Innocence Blog

Maryland Gov. Cites Risk of Executing Innocent Person in Decision to Repeal

Posted: March 18, 2013 3:00 pm

Maryland Governor Martin O’Malley writes about his state’s decision to repeal the death penalty in a recent Politico opinion editorial. He writes:

“Between 2000 and 2011, an average of 5 death row inmates were exonerated every year. In Maryland, between 1995 and 2007, our state’s reversal rate for the death penalty was 80 percent.

Improving public safety is the most fundamental responsibility of our government. The death penalty does not make us stronger or more secure as a people.
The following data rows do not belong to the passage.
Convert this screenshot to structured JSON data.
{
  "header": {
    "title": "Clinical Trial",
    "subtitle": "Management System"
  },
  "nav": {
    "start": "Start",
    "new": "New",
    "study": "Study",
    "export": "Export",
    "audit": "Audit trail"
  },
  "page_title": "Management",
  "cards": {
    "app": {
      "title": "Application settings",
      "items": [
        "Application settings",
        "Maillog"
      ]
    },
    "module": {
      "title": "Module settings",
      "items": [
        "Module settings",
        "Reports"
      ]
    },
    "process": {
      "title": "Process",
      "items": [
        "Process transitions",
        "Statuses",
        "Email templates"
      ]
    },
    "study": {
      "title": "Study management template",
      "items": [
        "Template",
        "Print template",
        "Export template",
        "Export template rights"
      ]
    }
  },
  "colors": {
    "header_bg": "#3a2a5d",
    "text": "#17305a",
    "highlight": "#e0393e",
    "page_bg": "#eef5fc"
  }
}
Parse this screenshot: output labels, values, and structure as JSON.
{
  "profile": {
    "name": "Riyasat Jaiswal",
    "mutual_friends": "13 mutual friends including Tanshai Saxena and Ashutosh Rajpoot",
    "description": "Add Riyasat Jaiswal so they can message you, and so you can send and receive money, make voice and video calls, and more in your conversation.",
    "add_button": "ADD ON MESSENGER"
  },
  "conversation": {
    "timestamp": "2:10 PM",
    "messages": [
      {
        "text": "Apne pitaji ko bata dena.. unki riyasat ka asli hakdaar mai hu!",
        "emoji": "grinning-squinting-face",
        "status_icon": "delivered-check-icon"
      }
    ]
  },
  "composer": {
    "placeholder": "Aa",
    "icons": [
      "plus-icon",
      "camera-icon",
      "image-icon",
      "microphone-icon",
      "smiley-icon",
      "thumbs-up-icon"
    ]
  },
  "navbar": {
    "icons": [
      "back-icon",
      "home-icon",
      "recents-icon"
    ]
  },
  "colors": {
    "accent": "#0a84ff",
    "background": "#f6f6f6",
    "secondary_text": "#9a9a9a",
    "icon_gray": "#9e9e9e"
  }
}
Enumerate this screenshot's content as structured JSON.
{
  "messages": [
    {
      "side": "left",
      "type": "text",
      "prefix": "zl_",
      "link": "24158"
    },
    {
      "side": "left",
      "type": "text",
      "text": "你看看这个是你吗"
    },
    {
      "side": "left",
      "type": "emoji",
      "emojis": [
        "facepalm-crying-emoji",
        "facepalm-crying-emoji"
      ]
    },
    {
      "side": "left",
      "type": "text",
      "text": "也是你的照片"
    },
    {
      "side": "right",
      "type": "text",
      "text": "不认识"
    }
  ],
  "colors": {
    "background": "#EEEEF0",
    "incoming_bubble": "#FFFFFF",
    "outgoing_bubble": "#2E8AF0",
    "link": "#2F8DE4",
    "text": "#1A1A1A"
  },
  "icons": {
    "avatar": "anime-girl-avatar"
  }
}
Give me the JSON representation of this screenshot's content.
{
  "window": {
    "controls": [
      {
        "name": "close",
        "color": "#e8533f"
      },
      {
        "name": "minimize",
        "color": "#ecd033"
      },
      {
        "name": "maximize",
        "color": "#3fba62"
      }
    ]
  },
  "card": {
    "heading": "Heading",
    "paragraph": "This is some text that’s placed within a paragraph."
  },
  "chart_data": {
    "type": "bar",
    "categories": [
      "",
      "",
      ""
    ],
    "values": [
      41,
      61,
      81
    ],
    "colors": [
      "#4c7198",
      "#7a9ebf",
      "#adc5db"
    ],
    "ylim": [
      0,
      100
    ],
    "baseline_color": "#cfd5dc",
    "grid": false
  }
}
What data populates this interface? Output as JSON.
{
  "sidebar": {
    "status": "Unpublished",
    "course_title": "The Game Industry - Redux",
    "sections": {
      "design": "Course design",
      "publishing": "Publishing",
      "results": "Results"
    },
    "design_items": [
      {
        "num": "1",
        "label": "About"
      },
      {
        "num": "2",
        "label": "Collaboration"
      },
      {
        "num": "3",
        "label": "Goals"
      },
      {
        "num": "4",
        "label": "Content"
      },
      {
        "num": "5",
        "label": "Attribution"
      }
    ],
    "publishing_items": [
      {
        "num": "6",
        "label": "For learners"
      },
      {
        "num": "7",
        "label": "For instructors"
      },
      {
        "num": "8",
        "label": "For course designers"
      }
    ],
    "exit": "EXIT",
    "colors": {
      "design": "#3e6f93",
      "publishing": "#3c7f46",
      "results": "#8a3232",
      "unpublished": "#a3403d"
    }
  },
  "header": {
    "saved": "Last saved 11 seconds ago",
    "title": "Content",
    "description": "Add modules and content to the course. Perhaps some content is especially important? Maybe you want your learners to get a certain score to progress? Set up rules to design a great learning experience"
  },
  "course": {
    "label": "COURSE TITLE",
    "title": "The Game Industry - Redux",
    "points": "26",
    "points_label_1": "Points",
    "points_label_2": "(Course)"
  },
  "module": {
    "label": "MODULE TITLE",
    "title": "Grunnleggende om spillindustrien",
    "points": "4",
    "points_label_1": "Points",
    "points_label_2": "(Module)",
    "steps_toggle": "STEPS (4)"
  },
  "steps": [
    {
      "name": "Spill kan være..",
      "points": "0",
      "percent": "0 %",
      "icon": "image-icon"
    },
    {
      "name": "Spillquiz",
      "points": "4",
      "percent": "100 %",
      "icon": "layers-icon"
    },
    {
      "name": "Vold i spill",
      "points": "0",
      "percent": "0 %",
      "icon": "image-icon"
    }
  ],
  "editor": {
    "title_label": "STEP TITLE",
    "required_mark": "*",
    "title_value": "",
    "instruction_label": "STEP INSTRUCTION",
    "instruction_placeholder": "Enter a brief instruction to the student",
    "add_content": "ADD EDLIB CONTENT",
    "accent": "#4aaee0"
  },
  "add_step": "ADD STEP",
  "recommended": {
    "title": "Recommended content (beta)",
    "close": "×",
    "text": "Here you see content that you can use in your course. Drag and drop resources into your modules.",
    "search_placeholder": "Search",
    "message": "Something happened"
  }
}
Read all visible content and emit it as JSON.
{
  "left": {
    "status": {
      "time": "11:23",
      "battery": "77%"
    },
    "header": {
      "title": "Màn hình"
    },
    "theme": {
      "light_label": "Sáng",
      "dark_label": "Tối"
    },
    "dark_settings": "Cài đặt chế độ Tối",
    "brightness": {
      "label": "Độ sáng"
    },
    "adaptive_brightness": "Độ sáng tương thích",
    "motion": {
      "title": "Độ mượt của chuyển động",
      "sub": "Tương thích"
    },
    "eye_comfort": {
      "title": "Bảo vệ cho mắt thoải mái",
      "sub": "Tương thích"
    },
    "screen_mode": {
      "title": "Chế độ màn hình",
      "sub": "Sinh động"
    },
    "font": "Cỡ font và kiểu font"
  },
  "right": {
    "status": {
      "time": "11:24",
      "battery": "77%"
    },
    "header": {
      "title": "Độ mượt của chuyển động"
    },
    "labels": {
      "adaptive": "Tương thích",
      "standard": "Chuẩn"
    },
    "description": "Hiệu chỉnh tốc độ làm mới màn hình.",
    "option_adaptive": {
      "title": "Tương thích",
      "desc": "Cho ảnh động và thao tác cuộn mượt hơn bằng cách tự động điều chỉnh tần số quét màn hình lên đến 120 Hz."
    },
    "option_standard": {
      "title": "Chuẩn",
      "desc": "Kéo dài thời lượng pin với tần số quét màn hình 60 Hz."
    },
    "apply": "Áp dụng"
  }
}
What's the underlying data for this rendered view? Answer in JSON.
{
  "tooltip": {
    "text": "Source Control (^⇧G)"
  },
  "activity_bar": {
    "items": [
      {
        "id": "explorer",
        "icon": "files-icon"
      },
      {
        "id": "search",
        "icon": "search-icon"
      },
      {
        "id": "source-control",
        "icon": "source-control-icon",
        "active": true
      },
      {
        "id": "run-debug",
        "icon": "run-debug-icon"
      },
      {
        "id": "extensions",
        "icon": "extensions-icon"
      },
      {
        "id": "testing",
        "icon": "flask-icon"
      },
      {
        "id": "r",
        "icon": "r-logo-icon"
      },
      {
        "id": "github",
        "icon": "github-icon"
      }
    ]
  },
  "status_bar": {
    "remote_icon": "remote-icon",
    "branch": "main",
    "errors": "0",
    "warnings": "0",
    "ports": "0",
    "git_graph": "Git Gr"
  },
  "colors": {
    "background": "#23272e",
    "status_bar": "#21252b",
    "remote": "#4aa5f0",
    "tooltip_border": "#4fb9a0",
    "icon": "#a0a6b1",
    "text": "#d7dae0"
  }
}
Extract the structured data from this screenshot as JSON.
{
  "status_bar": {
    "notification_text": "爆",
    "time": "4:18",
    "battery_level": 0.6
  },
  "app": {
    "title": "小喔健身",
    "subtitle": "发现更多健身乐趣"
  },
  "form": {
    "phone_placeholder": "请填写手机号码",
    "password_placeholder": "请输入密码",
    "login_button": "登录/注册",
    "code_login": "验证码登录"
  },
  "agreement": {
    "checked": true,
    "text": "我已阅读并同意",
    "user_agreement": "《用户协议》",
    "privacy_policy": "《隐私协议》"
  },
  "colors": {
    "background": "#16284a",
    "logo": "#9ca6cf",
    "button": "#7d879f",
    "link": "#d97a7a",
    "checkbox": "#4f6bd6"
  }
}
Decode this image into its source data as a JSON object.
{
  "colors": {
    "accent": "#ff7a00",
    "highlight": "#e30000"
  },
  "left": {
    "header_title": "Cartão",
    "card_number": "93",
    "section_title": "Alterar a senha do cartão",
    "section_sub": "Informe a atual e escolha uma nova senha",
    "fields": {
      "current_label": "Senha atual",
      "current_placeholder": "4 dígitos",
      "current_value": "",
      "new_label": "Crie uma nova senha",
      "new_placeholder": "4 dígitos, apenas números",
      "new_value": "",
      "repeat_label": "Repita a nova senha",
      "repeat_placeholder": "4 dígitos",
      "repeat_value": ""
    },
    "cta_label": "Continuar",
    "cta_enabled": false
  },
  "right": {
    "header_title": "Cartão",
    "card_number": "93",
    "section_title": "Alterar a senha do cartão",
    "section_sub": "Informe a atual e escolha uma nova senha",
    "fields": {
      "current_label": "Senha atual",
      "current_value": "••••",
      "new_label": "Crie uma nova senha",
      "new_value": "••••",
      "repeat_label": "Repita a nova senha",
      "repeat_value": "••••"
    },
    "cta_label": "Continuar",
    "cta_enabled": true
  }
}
It is expensive, ineffective, and wasteful as a matter of public policy; it is unjust as historically applied; and its imperfections can and do result in the occasional killing of innocent people.”
On Friday, March 15, Maryland became the sixth state in six years to repeal the death penalty in favor of life imprisonment without parole. Eighteen people have been exonerated through DNA testing after serving time on death row. Kirk Bloodsworth, one of these 18 men, was instrumental in helping to build consensus for the legislation.

Read the full opinion editorial

Read a blog by Innocence Project Co-Director Barry Scheck about the growing movement to end capital punishment.

Read more about Kirk Bloodsworth